The Norwegian, inspired by his immersion in paint, took up painting. Not the sort of painting that involved daubing white emulsion on walls but the application of oil paint to canvas or watercolours to paper. Drawing on his architectural background he painted the streets, houses and views of the town. Not surprisingly, given the subject, the paintings were somewhat monochrome, dominated by white. Even so, the style was distinctive and it appealed to the taste of the townspeople. Soon the Norwegian’s paintings were hanging on the living room walls of many houses. The style even came with a name that he invented for it: blancismo.
This particular day, in the market square, the Norwegian was sitting at his easel with a canvas in front of him. The Mayor came up to look over his shoulder.
“It’s very nice,” said the Mayor. “You have captured the spirit of the town.”
The Norwegian nodded his head slightly, concentrating on a slightly greyer tinge in the white wall on the other side of the building that he was painting.
“Do you ever – no reason why you should – but curious, you know? Do you ever want to add more – more colour?”
The Mayor asked his question hesitantly. After all, he was responsible for upholding the local law that all houses must be painted white. Yet he couldn’t resist secret hankerings.
The Norwegian looked a little shocked. Once he would have seized upon the Mayor’s enquiry with enthusiasm. But now he was the leading proponent of blancismo, and the Mayor’s suggestion offended his artistic sensibilities, undermined his philosophy.
“Why would I?” he replied, as calmly as he could. “Look. Step closer. Look at the colours that make up these whites. This one here, this white, it has the golden warmth of the sun beneath its skin. This white has the icy blue of shade in its pigment. This white here takes its green shadow from these leaves. There are all the colours of the rainbow contained in this white palette.”
It was true, the Mayor could see, now that he looked closely. But still there was a part of him that yearned for the rainbow to be more visible.
“It gives me an idea, though,” the Mayor said. “I think it’s a good idea. Next Christmas we should have more colour in the town. Christmas is the right time for it. Lights to hang on trees. Colour in the darkness. I’ll put it to the next Council meeting.”
The Norwegian ignored him and carried on painting. Let him burble on, he told himself. Whatever he says or does, I will paint and my paintings will have all the colours of whiteness.
* * *

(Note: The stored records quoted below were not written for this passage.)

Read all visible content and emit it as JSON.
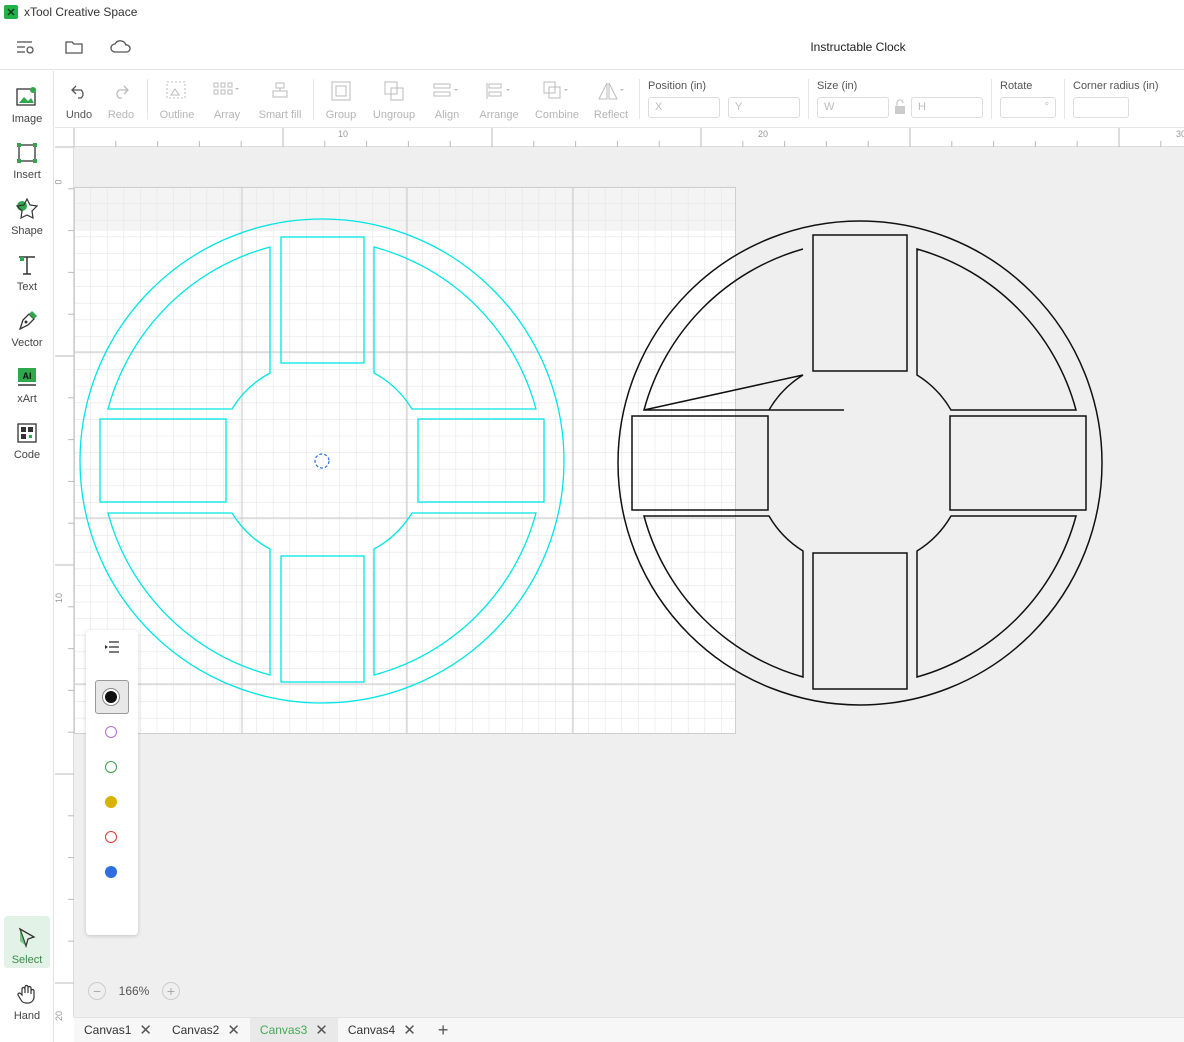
{
  "window": {
    "app_name": "xTool Creative Space"
  },
  "header": {
    "document_title": "Instructable Clock"
  },
  "left_tools": [
    {
      "label": "Image",
      "icon": "image-icon"
    },
    {
      "label": "Insert",
      "icon": "insert-icon"
    },
    {
      "label": "Shape",
      "icon": "shape-icon"
    },
    {
      "label": "Text",
      "icon": "text-icon"
    },
    {
      "label": "Vector",
      "icon": "vector-pen-icon"
    },
    {
      "label": "xArt",
      "icon": "xart-ai-icon",
      "badge": "AI"
    },
    {
      "label": "Code",
      "icon": "qr-code-icon"
    }
  ],
  "mode_tools": [
    {
      "label": "Select",
      "icon": "select-cursor-icon",
      "active": true
    },
    {
      "label": "Hand",
      "icon": "hand-icon",
      "active": false
    }
  ],
  "toolbar": {
    "undo": "Undo",
    "redo": "Redo",
    "outline": "Outline",
    "array": "Array",
    "smart_fill": "Smart fill",
    "group": "Group",
    "ungroup": "Ungroup",
    "align": "Align",
    "arrange": "Arrange",
    "combine": "Combine",
    "reflect": "Reflect",
    "position_label": "Position (in)",
    "x_placeholder": "X",
    "y_placeholder": "Y",
    "size_label": "Size (in)",
    "w_placeholder": "W",
    "h_placeholder": "H",
    "rotate_label": "Rotate",
    "rotate_unit": "°",
    "corner_label": "Corner radius (in)"
  },
  "rulers": {
    "top": [
      "10",
      "20",
      "30"
    ],
    "left": [
      "0",
      "10",
      "20"
    ]
  },
  "layers": {
    "colors": [
      "#111111",
      "#b070c8",
      "#3aa04a",
      "#d8b400",
      "#d83a3a",
      "#2d6fe0"
    ]
  },
  "zoom": {
    "level": "166%",
    "minus": "−",
    "plus": "+"
  },
  "tabs": [
    {
      "label": "Canvas1",
      "active": false
    },
    {
      "label": "Canvas2",
      "active": false
    },
    {
      "label": "Canvas3",
      "active": true
    },
    {
      "label": "Canvas4",
      "active": false
    }
  ],
  "tab_close": "✕",
  "tab_add": "+",
  "accent": "#46a85a",
  "design_colors": {
    "preview": "#00e5e5",
    "object": "#111111"
  }
}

The weeks leading up to Christmas were marked by shorter, darker days and by the strange absence of joy. It was as if the people resented the relative gloom – where was the sun? – and wanted to toss the season over their shoulders. But as the days went by, as Christmas grew closer, your could sense a gathering feeling of expectation.
The Mayor walked around, more and more convinced of the rightness of his idea. Let there be light, he thought. For now, though it did not match the pictures in his head, he had to be content with street lamps, light cast from upstairs windows, the fluorescent dazzle from shops.
While Julia continued her life as usual: writing, still writing, listening to conversations and sometimes joining in, going for walks in the mountains, collecting stones from river beds.